With a preliminary fiscal year 2023 budget of $1.45 billion, the Sarasota County Commission on Wednesday set the tentative countywide millage rate at 3.4561, a slight decrease of 0.0098 mills from fiscal 2022 due largely to a decrease in the voter-approved debt service millage to support the Legacy Trail Extension.
“Otherwise, the millage rate remained flat,” Kim Radtke, director of the Office of Financial Management told commissioners.
That doesn’t mean the county will be raking in less tax revenue, though.
Because of the spike in residential and commercial property values in 2022, property owners will be paying more in taxes. The Property Appraiser-certified final taxable value of all county properties increased from $70.2 billion last year to $82.5 billion, a gain of 17.6%.
That results in a projected increase in property tax revenue from $230.4 million last year to $267.9 million for the coming fiscal year.
Although the commission can approve a budget with a lower millage rate in September, it cannot increase the rate set on Wednesday.
During the County Commission’s two-day budget session earlier this month, multiple departments took the opportunity to parlay the anticipated additional revenue into increased personnel, either filling positions previously vacated because of the COVID-19 pandemic's economic impact or creating new jobs to facilitate the county’s population growth.
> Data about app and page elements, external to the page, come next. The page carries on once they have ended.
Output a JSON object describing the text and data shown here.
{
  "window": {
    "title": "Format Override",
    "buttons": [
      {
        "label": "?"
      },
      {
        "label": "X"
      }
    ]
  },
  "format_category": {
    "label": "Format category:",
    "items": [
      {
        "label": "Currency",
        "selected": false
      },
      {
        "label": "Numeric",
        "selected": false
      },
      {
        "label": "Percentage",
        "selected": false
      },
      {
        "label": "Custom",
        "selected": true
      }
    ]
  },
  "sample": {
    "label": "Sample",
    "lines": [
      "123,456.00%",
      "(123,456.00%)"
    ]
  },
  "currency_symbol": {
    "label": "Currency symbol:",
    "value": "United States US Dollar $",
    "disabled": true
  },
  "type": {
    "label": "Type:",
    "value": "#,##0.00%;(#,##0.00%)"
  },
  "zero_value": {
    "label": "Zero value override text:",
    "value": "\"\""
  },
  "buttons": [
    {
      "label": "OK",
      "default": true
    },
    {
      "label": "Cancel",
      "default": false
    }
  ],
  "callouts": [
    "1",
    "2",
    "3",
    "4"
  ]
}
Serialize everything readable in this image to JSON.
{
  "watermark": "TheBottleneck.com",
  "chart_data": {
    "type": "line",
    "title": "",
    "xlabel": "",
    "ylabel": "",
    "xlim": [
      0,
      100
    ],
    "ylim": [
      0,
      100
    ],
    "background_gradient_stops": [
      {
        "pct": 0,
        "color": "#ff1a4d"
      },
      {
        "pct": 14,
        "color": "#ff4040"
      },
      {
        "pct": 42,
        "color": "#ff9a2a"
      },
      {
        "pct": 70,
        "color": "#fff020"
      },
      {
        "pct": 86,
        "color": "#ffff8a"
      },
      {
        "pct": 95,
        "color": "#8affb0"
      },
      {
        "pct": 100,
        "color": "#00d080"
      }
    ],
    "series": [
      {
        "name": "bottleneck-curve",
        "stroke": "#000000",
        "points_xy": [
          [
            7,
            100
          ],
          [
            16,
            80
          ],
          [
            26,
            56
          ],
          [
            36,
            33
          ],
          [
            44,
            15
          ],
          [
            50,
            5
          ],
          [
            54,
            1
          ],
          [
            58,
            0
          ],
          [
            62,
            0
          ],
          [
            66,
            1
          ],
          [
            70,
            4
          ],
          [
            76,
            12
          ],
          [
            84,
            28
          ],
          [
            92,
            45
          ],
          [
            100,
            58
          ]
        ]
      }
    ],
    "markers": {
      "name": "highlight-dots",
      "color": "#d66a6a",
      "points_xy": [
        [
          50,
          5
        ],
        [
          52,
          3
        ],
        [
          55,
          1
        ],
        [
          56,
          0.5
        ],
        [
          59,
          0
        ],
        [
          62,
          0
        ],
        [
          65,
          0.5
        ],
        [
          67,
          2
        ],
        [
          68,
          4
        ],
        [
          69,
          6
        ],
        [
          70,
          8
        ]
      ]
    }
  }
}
Leading the increase in new county jobs are Emergency Services at 26 and the Sheriff’s office at 19. Public Utilities has proposed adding 14.75 full-time equivalents, Human Resources 11.96 and Information Technology 11.
In all, county departments sought to increase headcount by 116.4 full-time equivalent positions, which includes both county departments and constitutional officers/appointed officials and boards.
Also on the table are merit-based pay hikes of up to 5.5% to 6% for non-collective bargaining employees, an effort County Administrator Jonathan Lewis told commissioners during the budget hearings is intended to help attract and retain employees in competition with the private sector as well as prevent flight to communities that offer a lower cost of housing.
“Am I correct that from fiscal year 2000 through an including fiscal year 2023, in that 24 years not only has our millage rate not gone up, it's gone down … and if they kept the millage rate at what it was for fiscal year 2000 we would have collected from everybody another billion dollars?” County Commission Chairman Al Maio asked Radtke.
Maio’s calculations confirmed by Radtke, commissioners unanimously approved the fiscal 2023 millage rate.